> **Assigned task**
Write out the complete data exactly as written.

> **Records for processing**
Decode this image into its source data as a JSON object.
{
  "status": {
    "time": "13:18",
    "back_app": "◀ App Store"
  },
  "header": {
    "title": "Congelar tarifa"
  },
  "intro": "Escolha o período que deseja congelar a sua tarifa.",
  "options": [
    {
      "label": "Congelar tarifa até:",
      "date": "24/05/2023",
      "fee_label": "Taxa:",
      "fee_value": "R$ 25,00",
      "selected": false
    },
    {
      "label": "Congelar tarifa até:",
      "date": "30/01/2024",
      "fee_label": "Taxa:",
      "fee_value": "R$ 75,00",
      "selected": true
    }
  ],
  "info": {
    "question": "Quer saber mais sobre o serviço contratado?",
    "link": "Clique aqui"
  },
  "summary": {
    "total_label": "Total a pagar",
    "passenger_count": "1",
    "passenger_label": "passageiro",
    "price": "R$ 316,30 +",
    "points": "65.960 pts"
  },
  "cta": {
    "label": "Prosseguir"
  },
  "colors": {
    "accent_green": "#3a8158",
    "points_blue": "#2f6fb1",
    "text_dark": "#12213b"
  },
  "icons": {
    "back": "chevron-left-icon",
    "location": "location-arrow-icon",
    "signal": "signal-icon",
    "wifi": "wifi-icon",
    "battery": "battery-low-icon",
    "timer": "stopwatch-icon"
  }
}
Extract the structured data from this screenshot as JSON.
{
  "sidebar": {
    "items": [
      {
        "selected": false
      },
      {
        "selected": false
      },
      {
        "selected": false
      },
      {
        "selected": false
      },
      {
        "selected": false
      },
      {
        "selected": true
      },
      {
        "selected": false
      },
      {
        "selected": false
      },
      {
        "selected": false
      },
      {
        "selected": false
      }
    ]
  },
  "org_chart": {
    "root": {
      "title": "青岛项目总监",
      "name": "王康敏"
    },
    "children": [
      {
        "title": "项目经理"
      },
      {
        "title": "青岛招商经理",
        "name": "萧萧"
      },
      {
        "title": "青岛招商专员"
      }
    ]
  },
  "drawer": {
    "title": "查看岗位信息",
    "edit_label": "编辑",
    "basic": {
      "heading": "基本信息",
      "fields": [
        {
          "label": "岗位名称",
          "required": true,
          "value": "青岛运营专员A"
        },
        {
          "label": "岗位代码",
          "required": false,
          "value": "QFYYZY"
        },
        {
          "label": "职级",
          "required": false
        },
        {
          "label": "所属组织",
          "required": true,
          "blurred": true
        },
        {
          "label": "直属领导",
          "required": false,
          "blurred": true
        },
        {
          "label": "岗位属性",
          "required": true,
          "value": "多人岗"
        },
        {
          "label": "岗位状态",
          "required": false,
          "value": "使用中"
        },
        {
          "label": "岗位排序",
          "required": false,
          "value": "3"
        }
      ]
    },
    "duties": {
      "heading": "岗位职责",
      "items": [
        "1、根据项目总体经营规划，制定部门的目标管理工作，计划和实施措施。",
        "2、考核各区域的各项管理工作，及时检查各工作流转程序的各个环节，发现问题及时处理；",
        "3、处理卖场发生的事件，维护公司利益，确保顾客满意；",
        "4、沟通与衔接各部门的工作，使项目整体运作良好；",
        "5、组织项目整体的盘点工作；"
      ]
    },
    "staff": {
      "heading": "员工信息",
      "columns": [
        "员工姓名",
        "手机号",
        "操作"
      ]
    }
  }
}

> **Answer box**
Decode this image into its source data as a JSON object.
{
  "status": {
    "time": "13:18",
    "back_app": "◀ App Store"
  },
  "header": {
    "title": "Congelar tarifa"
  },
  "intro": "Escolha o período que deseja congelar a sua tarifa.",
  "options": [
    {
      "label": "Congelar tarifa até:",
      "date": "24/05/2023",
      "fee_label": "Taxa:",
      "fee_value": "R$ 25,00",
      "selected": false
    },
    {
      "label": "Congelar tarifa até:",
      "date": "30/01/2024",
      "fee_label": "Taxa:",
      "fee_value": "R$ 75,00",
      "selected": true
    }
  ],
  "info": {
    "question": "Quer saber mais sobre o serviço contratado?",
    "link": "Clique aqui"
  },
  "summary": {
    "total_label": "Total a pagar",
    "passenger_count": "1",
    "passenger_label": "passageiro",
    "price": "R$ 316,30 +",
    "points": "65.960 pts"
  },
  "cta": {
    "label": "Prosseguir"
  },
  "colors": {
    "accent_green": "#3a8158",
    "points_blue": "#2f6fb1",
    "text_dark": "#12213b"
  },
  "icons": {
    "back": "chevron-left-icon",
    "location": "location-arrow-icon",
    "signal": "signal-icon",
    "wifi": "wifi-icon",
    "battery": "battery-low-icon",
    "timer": "stopwatch-icon"
  }
}
Extract the structured data from this screenshot as JSON.
{
  "sidebar": {
    "items": [
      {
        "selected": false
      },
      {
        "selected": false
      },
      {
        "selected": false
      },
      {
        "selected": false
      },
      {
        "selected": false
      },
      {
        "selected": true
      },
      {
        "selected": false
      },
      {
        "selected": false
      },
      {
        "selected": false
      },
      {
        "selected": false
      }
    ]
  },
  "org_chart": {
    "root": {
      "title": "青岛项目总监",
      "name": "王康敏"
    },
    "children": [
      {
        "title": "项目经理"
      },
      {
        "title": "青岛招商经理",
        "name": "萧萧"
      },
      {
        "title": "青岛招商专员"
      }
    ]
  },
  "drawer": {
    "title": "查看岗位信息",
    "edit_label": "编辑",
    "basic": {
      "heading": "基本信息",
      "fields": [
        {
          "label": "岗位名称",
          "required": true,
          "value": "青岛运营专员A"
        },
        {
          "label": "岗位代码",
          "required": false,
          "value": "QFYYZY"
        },
        {
          "label": "职级",
          "required": false
        },
        {
          "label": "所属组织",
          "required": true,
          "blurred": true
        },
        {
          "label": "直属领导",
          "required": false,
          "blurred": true
        },
        {
          "label": "岗位属性",
          "required": true,
          "value": "多人岗"
        },
        {
          "label": "岗位状态",
          "required": false,
          "value": "使用中"
        },
        {
          "label": "岗位排序",
          "required": false,
          "value": "3"
        }
      ]
    },
    "duties": {
      "heading": "岗位职责",
      "items": [
        "1、根据项目总体经营规划，制定部门的目标管理工作，计划和实施措施。",
        "2、考核各区域的各项管理工作，及时检查各工作流转程序的各个环节，发现问题及时处理；",
        "3、处理卖场发生的事件，维护公司利益，确保顾客满意；",
        "4、沟通与衔接各部门的工作，使项目整体运作良好；",
        "5、组织项目整体的盘点工作；"
      ]
    },
    "staff": {
      "heading": "员工信息",
      "columns": [
        "员工姓名",
        "手机号",
        "操作"
      ]
    }
  }
}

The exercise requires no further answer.